### Aim of the task
Return each line of the listing that contains the string "with".

━━━━━ Excerpted records

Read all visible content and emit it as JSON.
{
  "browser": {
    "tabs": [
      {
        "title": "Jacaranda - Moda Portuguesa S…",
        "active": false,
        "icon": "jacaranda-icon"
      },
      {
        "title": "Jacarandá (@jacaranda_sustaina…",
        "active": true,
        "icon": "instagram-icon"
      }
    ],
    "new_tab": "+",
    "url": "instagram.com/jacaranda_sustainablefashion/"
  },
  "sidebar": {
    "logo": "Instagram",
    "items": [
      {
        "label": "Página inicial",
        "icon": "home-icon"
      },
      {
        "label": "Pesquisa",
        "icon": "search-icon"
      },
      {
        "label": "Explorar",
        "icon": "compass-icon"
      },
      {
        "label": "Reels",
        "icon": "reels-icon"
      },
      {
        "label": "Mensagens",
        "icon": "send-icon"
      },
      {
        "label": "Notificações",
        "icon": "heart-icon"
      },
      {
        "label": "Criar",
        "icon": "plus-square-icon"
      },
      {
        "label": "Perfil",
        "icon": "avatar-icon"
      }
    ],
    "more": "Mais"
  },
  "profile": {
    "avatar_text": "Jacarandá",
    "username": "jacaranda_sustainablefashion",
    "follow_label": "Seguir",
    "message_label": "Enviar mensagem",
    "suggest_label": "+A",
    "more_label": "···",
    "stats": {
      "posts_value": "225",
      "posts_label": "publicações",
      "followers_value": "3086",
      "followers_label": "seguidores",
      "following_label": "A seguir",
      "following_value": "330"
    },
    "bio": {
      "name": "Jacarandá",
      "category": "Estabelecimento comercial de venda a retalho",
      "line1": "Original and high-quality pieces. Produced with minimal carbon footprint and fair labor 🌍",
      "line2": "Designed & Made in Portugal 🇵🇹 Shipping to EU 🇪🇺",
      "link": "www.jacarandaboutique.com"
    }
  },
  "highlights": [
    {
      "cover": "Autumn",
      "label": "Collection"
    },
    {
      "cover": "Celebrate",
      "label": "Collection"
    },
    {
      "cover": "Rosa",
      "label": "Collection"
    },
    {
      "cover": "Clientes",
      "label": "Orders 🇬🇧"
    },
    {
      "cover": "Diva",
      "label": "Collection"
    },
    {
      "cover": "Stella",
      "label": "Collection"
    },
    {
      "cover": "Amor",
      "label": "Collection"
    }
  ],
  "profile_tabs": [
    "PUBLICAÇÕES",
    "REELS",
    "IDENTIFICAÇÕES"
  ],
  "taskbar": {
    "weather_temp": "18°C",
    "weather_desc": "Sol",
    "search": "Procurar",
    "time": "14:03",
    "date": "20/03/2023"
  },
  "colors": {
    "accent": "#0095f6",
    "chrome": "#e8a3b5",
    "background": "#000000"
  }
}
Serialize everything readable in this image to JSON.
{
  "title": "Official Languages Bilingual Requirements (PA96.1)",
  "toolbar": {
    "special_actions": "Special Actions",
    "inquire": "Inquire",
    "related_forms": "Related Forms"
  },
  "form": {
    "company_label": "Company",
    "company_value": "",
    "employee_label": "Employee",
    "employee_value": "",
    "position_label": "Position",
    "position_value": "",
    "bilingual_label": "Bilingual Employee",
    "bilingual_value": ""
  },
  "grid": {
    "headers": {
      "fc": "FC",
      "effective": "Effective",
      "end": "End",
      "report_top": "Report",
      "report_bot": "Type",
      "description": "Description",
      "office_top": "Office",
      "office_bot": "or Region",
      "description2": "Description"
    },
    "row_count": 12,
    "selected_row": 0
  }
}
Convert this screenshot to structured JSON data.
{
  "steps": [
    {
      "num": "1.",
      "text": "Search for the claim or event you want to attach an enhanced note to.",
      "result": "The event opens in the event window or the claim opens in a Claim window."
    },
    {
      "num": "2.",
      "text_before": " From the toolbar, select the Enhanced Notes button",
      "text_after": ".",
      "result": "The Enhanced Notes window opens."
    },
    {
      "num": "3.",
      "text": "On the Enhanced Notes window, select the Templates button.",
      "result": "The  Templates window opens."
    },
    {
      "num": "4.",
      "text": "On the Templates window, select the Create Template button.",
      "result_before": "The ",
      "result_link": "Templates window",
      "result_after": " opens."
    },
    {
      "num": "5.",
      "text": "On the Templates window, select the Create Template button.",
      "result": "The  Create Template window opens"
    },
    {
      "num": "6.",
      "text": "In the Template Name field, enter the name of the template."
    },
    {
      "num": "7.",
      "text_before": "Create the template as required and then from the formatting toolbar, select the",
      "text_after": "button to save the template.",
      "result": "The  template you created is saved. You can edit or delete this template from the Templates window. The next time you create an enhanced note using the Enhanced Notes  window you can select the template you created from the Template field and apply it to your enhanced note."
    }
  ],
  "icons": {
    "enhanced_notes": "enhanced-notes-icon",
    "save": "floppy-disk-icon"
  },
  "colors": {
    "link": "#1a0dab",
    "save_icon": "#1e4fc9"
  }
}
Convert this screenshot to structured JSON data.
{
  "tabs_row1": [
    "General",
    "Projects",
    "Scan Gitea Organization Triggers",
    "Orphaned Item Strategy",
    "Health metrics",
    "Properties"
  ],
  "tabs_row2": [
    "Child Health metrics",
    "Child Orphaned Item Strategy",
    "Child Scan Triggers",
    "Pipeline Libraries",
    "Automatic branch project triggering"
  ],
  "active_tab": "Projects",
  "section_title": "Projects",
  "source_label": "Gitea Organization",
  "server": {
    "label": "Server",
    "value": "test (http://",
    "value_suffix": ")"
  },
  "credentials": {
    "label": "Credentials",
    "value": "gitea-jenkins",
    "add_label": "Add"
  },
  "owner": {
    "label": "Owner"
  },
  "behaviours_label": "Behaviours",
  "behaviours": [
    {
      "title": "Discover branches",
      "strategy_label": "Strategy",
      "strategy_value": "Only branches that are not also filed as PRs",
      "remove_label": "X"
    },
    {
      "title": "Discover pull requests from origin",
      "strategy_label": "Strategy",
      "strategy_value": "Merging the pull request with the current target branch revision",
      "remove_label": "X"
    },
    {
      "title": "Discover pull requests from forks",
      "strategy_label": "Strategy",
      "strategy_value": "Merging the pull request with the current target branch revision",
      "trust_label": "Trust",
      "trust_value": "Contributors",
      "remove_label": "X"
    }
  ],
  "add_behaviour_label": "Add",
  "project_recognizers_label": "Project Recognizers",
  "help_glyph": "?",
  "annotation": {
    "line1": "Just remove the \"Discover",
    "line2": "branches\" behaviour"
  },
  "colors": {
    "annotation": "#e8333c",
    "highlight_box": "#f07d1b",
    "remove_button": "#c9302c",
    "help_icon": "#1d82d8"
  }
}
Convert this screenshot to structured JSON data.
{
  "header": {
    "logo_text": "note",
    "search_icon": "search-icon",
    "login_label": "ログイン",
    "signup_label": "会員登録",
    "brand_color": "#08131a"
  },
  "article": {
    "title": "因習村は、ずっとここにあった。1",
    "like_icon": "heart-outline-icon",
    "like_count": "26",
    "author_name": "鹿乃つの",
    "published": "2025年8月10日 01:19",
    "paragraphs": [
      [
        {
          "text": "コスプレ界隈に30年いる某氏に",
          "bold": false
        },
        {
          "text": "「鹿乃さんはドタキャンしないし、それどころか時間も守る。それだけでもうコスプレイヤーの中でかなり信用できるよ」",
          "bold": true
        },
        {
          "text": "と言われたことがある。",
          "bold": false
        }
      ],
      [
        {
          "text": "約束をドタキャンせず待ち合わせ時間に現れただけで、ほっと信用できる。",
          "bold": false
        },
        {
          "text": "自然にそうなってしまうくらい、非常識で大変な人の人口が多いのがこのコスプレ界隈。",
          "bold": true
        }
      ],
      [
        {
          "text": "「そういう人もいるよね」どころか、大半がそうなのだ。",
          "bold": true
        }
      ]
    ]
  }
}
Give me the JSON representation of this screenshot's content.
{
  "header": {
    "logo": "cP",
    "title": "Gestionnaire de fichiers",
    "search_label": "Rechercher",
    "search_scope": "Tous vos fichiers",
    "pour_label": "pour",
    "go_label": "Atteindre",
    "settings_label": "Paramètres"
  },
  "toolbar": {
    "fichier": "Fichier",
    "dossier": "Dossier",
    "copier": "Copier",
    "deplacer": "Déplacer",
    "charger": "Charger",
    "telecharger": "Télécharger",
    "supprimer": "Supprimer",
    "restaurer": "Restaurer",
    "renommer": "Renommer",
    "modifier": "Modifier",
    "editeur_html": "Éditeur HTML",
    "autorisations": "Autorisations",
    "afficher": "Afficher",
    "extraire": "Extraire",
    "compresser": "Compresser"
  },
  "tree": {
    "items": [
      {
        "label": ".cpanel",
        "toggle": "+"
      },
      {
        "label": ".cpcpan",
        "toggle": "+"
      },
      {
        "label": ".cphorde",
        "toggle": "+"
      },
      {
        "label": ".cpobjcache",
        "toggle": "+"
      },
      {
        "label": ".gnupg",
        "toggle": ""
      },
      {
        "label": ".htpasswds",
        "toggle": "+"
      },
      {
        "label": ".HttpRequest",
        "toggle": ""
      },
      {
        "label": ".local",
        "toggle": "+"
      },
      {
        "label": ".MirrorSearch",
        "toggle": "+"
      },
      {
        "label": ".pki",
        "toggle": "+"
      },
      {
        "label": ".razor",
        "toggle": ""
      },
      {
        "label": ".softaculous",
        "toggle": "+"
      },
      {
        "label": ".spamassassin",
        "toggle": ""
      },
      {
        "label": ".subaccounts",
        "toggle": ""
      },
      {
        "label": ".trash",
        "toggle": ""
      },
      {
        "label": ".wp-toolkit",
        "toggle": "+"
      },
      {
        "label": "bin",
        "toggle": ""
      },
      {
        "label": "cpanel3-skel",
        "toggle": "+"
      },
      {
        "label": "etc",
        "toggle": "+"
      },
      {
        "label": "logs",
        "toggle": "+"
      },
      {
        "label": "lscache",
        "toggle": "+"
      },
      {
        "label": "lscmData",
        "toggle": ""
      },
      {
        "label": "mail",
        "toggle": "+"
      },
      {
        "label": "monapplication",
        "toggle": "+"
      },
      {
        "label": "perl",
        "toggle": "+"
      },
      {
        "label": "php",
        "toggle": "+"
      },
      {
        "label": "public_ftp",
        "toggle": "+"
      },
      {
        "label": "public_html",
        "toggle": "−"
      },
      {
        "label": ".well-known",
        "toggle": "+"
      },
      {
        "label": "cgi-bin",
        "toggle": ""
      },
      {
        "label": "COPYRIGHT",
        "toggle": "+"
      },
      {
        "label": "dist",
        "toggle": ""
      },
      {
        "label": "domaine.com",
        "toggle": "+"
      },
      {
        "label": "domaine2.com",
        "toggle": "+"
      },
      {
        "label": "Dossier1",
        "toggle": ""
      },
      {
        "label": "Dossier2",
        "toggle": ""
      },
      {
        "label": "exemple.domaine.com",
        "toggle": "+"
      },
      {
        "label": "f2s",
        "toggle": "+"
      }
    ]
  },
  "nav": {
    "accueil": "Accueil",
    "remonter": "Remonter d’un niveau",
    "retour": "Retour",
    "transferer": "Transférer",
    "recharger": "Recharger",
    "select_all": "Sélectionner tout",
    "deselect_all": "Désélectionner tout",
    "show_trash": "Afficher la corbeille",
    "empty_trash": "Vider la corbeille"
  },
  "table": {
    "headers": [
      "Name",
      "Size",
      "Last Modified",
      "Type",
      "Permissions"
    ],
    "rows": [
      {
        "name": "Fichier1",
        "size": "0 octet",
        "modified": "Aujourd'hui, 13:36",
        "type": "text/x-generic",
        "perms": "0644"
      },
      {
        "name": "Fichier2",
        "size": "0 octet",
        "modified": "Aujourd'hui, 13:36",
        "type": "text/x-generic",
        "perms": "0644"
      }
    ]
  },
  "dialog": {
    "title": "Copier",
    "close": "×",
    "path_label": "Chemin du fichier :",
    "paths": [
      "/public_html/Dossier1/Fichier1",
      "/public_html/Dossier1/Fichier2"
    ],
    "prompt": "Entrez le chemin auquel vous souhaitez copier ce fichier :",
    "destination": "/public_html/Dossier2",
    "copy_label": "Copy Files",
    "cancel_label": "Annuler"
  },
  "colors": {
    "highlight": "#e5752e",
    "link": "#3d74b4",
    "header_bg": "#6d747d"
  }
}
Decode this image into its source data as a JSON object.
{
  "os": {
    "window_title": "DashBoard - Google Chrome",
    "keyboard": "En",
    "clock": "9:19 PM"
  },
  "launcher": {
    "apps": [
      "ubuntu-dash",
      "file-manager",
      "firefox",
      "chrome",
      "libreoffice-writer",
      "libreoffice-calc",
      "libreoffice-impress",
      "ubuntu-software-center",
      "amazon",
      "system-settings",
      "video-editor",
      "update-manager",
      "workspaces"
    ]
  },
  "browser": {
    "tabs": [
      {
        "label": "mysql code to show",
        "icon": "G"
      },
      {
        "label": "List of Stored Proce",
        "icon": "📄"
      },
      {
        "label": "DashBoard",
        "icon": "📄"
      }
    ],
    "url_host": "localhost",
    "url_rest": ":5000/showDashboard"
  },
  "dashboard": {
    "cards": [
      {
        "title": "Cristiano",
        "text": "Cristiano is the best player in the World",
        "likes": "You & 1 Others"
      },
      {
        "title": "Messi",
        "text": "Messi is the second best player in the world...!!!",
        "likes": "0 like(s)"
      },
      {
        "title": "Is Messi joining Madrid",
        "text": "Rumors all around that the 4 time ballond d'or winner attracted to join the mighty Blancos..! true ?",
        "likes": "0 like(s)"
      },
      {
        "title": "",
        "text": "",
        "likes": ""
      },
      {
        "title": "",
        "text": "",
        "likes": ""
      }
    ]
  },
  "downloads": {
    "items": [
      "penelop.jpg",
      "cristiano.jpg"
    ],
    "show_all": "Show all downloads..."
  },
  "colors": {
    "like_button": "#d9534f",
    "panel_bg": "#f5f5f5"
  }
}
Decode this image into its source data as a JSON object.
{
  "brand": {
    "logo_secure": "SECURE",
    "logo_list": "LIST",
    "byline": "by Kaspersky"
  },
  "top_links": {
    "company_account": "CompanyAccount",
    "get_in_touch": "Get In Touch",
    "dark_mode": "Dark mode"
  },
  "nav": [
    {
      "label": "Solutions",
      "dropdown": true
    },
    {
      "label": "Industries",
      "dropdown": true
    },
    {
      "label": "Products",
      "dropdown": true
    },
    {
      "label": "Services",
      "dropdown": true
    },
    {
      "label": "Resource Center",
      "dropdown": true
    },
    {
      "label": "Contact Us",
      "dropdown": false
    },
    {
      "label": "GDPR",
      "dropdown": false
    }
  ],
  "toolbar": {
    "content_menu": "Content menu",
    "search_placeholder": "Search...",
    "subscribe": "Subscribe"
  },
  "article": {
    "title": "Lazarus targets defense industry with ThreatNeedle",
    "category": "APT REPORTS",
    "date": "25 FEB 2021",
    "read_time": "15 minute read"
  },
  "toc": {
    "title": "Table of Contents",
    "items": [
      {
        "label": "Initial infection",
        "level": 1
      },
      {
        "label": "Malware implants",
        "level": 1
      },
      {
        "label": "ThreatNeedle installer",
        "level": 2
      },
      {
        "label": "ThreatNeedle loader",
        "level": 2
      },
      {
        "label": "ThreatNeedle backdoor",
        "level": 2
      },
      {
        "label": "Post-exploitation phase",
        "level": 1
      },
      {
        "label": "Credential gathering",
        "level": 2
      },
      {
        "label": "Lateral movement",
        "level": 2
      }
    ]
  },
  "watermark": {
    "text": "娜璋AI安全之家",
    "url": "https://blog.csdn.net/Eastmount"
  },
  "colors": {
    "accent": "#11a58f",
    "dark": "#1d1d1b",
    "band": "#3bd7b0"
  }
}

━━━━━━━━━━

### Reply
      "line1": "Original and high-quality pieces. Produced with minimal carbon footprint and fair labor 🌍",
      "strategy_value": "Merging the pull request with the current target branch revision",
      "strategy_value": "Merging the pull request with the current target branch revision",
    "title": "Lazarus targets defense industry with ThreatNeedle",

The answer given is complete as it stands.